Some respite in the seemingly relentless inflationary pressures facing the economy was promised yesterday with the publication of the latest figures on "factory gate prices", the producer price index.
Helped by a sharp fall in the price of oil and other commodities over the month, British industry reported that input costs actually fell in July, by 0.6 per cent.
Such an easing in cost pressures will eventually feed through to lower prices in the shops, and will be especially welcome to policymakers at the Bank of England as they try to grapple with the dilemma of simultaneously avoiding recession and inflation.
Even so, the annual figure for cost inflation only fell to 30.1 per cent from 30.8 per cent last month. A separate survey by the CBI out today also shows a record number of small and medium-sized businesses are still suffering rising costs, with a balance of 62 per cent noting increases over the past three months. Nearly a third of firms surveyed also expect to increase their prices in the current quarter, while a balance of 20 per cent have already passed on some costs in price rises between April and July.
The figure for annual consumer price inflation today is widely expected to exceed 4 per cent, against the official target rate of 2 per cent. Most observers see inflation peaking at 5 per cent or more by September. The Bank of England's own Inflation Report, giving its definitive view on the economy, is out tomorrow.
However, despite the hopeful signs for the future, factory gate inflation is still running at record levels. Output prices rose by 0.4 per cent last month, to push the annual rate of inflation up to 10.2 per cent, the highest since this series began in 1986.
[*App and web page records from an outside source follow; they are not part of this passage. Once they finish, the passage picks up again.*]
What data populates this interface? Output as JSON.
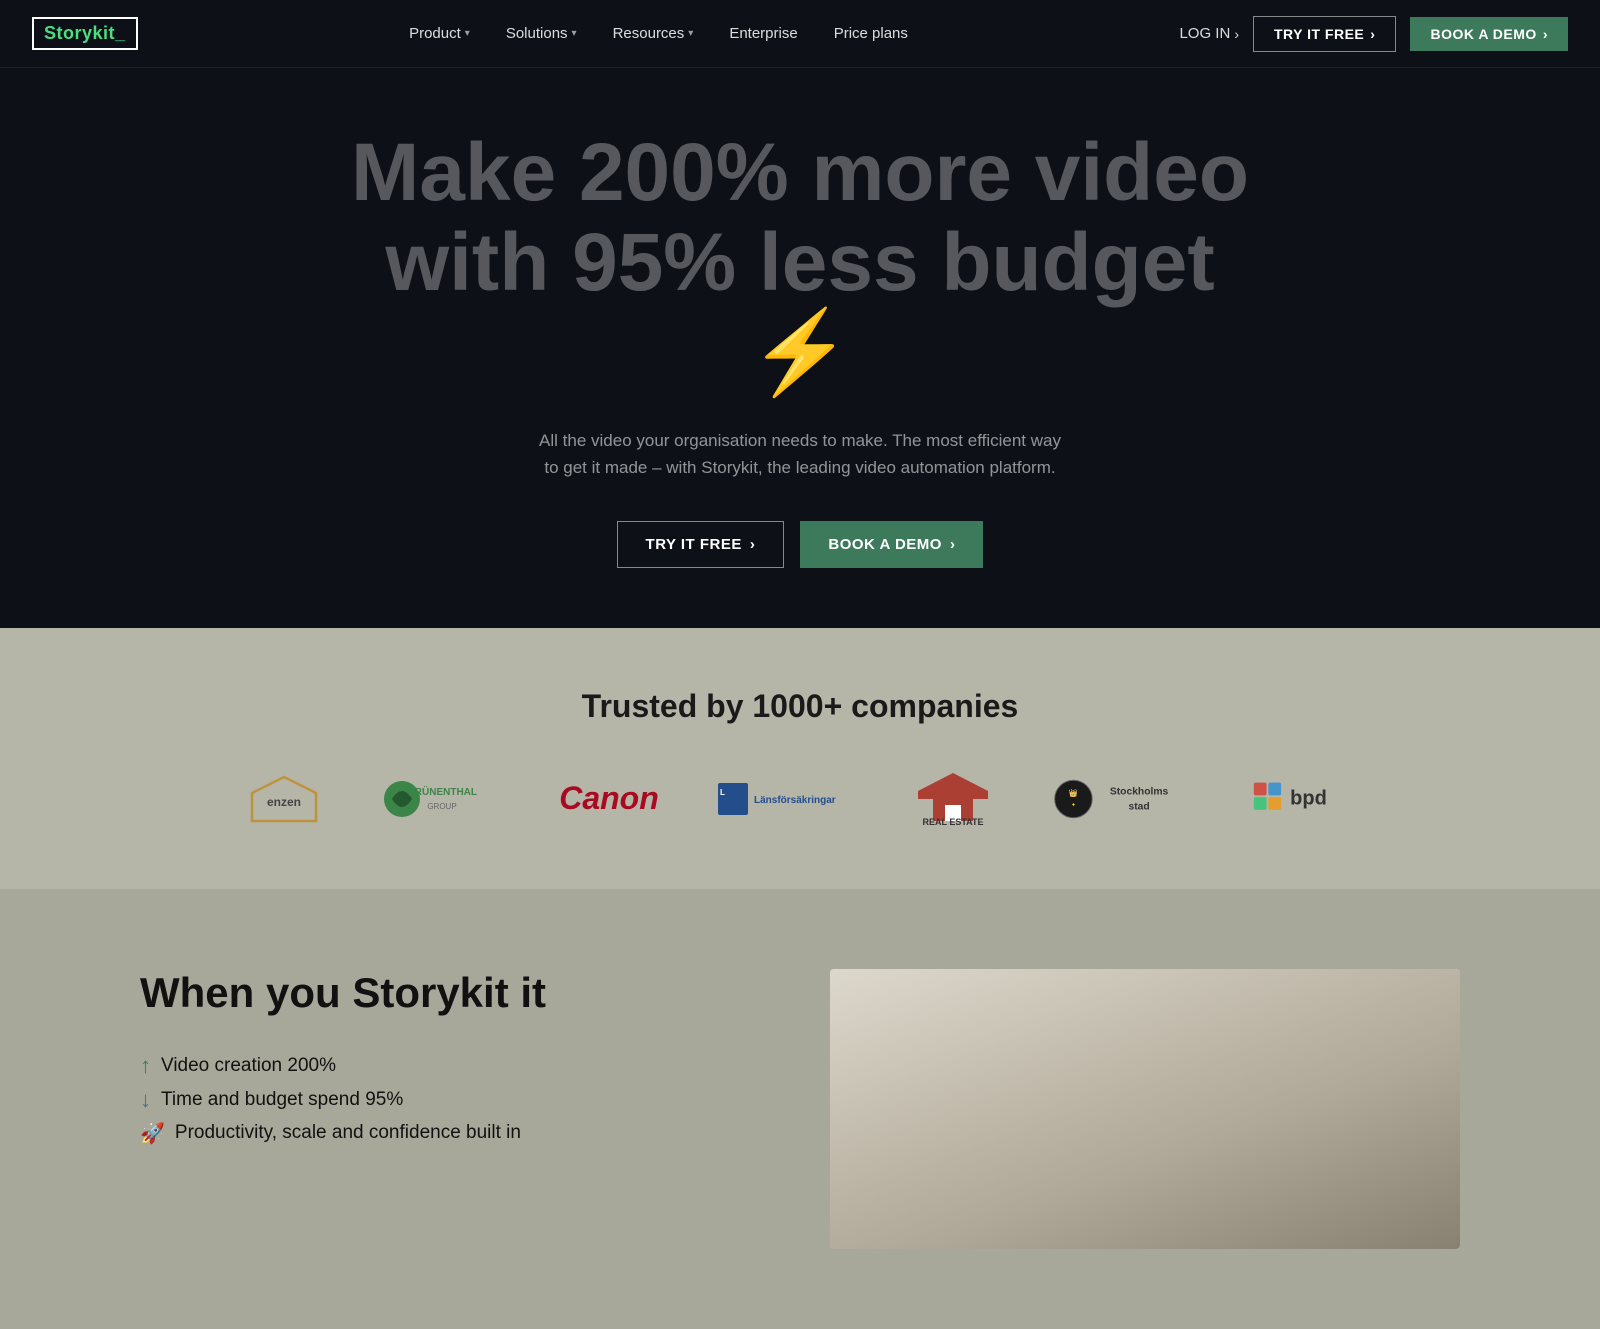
{
  "nav": {
    "logo_text": "Storykit_",
    "links": [
      {
        "label": "Product",
        "has_dropdown": true
      },
      {
        "label": "Solutions",
        "has_dropdown": true
      },
      {
        "label": "Resources",
        "has_dropdown": true
      },
      {
        "label": "Enterprise",
        "has_dropdown": false
      },
      {
        "label": "Price plans",
        "has_dropdown": false
      }
    ],
    "login_label": "LOG IN",
    "try_free_label": "TRY IT FREE",
    "book_demo_label": "BOOK A DEMO"
  },
  "hero": {
    "headline_line1": "Make 200% more video",
    "headline_line2": "with 95% less budget",
    "lightning_icon": "⚡",
    "subtext": "All the video your organisation needs to make. The most efficient way to get it made – with Storykit, the leading video automation platform.",
    "try_free_label": "TRY IT FREE",
    "book_demo_label": "BOOK A DEMO"
  },
  "trusted": {
    "title": "Trusted by 1000+ companies",
    "logos": [
      {
        "name": "enzen",
        "alt": "Enzen"
      },
      {
        "name": "grunenthal",
        "alt": "Grünenthal"
      },
      {
        "name": "canon",
        "alt": "Canon"
      },
      {
        "name": "lansforsakringar",
        "alt": "Länsförsäkringar"
      },
      {
        "name": "era",
        "alt": "ERA Real Estate"
      },
      {
        "name": "stockholm",
        "alt": "Stockholms Stad"
      },
      {
        "name": "bpd",
        "alt": "BPD"
      }
    ]
  },
  "storykit_section": {
    "title": "When you Storykit it",
    "stats": [
      {
        "label": "Video creation 200%",
        "icon": "up"
      },
      {
        "label": "Time and budget spend 95%",
        "icon": "down"
      },
      {
        "label": "Productivity, scale and confidence built in",
        "icon": "rocket"
      }
    ]
  }
}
"Core" producer price inflation, excluding volatile food and energy items, rose by 0.3 per cent, lower than expected. Food prices jumped by almost 12 per cent on the year, while petrol was up by 35 per cent, these two items comprising half of the total increase in costs, reflecting the boom in commodity prices. Crude oil has risen in price by 80 per cent in a year.
The weak pound – which has depreciated in value by 12 per cent since last summer – is adding to the inflationary difficulties, whilst not yet yielding much positive impact in the trade figures.
Import price inflation rose from 14.5 per cent to a record high of 15.6 per cent. Higher inflation in economies from China to the EU is also contributing to this pressure. However, official data also showed that the trade deficit widened from £7.4bn in May to £7.7bn in June. In the year to June, export volumes rose by only 1.9 per cent, compared to a 1.6 per cent rise in import volumes.
Paul Dales, UK economist at Capital Economics, said: "Rather than using the lower pound to boost their competitiveness, exporters are still using it as an opportunity to raise their selling prices and boost their profits."Reuse content